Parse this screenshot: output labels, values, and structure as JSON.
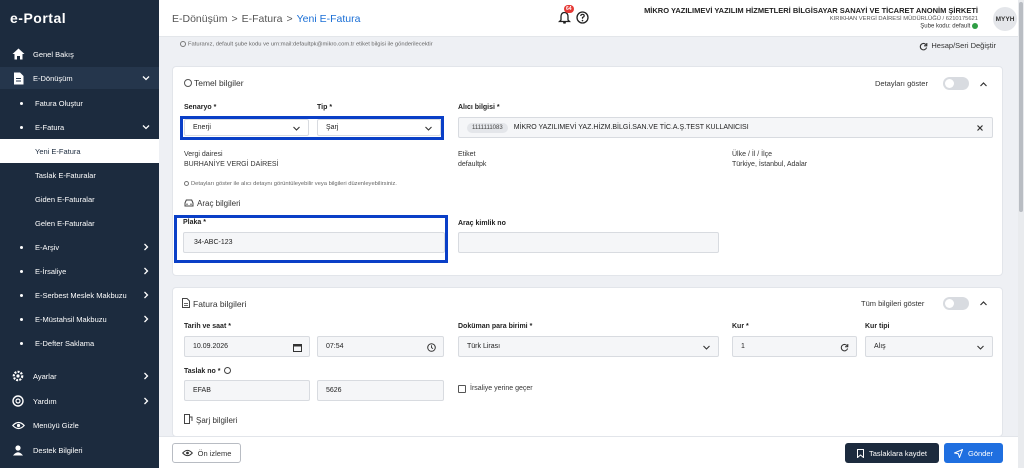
{
  "app": {
    "logo": "e-Portal"
  },
  "sidebar": {
    "items": [
      {
        "label": "Genel Bakış",
        "icon": "home-icon"
      },
      {
        "label": "E-Dönüşüm",
        "icon": "document-icon"
      },
      {
        "label": "Fatura Oluştur"
      },
      {
        "label": "E-Fatura"
      },
      {
        "label": "Yeni E-Fatura"
      },
      {
        "label": "Taslak E-Faturalar"
      },
      {
        "label": "Giden E-Faturalar"
      },
      {
        "label": "Gelen E-Faturalar"
      },
      {
        "label": "E-Arşiv"
      },
      {
        "label": "E-İrsaliye"
      },
      {
        "label": "E-Serbest Meslek Makbuzu"
      },
      {
        "label": "E-Müstahsil Makbuzu"
      },
      {
        "label": "E-Defter Saklama"
      },
      {
        "label": "Ayarlar",
        "icon": "gear-icon"
      },
      {
        "label": "Yardım",
        "icon": "help-icon"
      },
      {
        "label": "Menüyü Gizle",
        "icon": "eye-icon"
      },
      {
        "label": "Destek Bilgileri",
        "icon": "user-icon"
      }
    ]
  },
  "header": {
    "breadcrumb": [
      "E-Dönüşüm",
      ">",
      "E-Fatura",
      ">",
      "Yeni E-Fatura"
    ],
    "notification_count": "64",
    "company_name": "MİKRO YAZILIMEVİ YAZILIM HİZMETLERİ BİLGİSAYAR SANAYİ VE TİCARET ANONİM ŞİRKETİ",
    "tax_office": "KIRIKHAN VERGİ DAİRESİ MÜDÜRLÜĞÜ / 6210175621",
    "branch": "Şube kodu: default",
    "avatar": "MYYH"
  },
  "info_line": "Faturanız, default şube kodu ve urn:mail:defaultpk@mikro.com.tr etiket bilgisi ile gönderilecektir",
  "hesap_seri": "Hesap/Seri Değiştir",
  "temel": {
    "title": "Temel bilgiler",
    "details_toggle": "Detayları göster",
    "senaryo_label": "Senaryo *",
    "senaryo_value": "Enerji",
    "tip_label": "Tip *",
    "tip_value": "Şarj",
    "alici_label": "Alıcı bilgisi *",
    "alici_code": "1111111083",
    "alici_name": "MİKRO YAZILIMEVİ YAZ.HİZM.BİLGİ.SAN.VE TİC.A.Ş.TEST KULLANICISI",
    "vergi_label": "Vergi dairesi",
    "vergi_value": "BURHANİYE VERGİ DAİRESİ",
    "etiket_label": "Etiket",
    "etiket_value": "defaultpk",
    "ulke_label": "Ülke / İl / İlçe",
    "ulke_value": "Türkiye, İstanbul, Adalar",
    "hint": "Detayları göster ile alıcı detaynı görüntüleyebilir veya bilgileri düzenleyebilirsiniz.",
    "arac_title": "Araç bilgileri",
    "plaka_label": "Plaka *",
    "plaka_value": "34-ABC-123",
    "arac_kimlik_label": "Araç kimlik no",
    "arac_kimlik_value": ""
  },
  "fatura": {
    "title": "Fatura bilgileri",
    "all_toggle": "Tüm bilgileri göster",
    "tarih_label": "Tarih ve saat *",
    "tarih_value": "10.09.2026",
    "saat_value": "07:54",
    "para_label": "Doküman para birimi *",
    "para_value": "Türk Lirası",
    "kur_label": "Kur *",
    "kur_value": "1",
    "kur_tipi_label": "Kur tipi",
    "kur_tipi_value": "Alış",
    "taslak_label": "Taslak no *",
    "taslak_prefix": "EFAB",
    "taslak_number": "5626",
    "irsaliye_label": "İrsaliye yerine geçer",
    "sarj_title": "Şarj bilgileri"
  },
  "footer": {
    "preview": "Ön izleme",
    "save_draft": "Taslaklara kaydet",
    "send": "Gönder"
  },
  "colors": {
    "sidebar": "#1c2b3e",
    "accent": "#1a6fd6",
    "highlight": "#0a3fc7",
    "badge": "#e53935",
    "send": "#1f6fe0"
  }
}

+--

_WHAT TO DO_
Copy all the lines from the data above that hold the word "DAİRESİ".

_SOLUTION FOR THIS PROBLEM_
    "tax_office": "KIRIKHAN VERGİ DAİRESİ MÜDÜRLÜĞÜ / 6210175621",
    "vergi_value": "BURHANİYE VERGİ DAİRESİ",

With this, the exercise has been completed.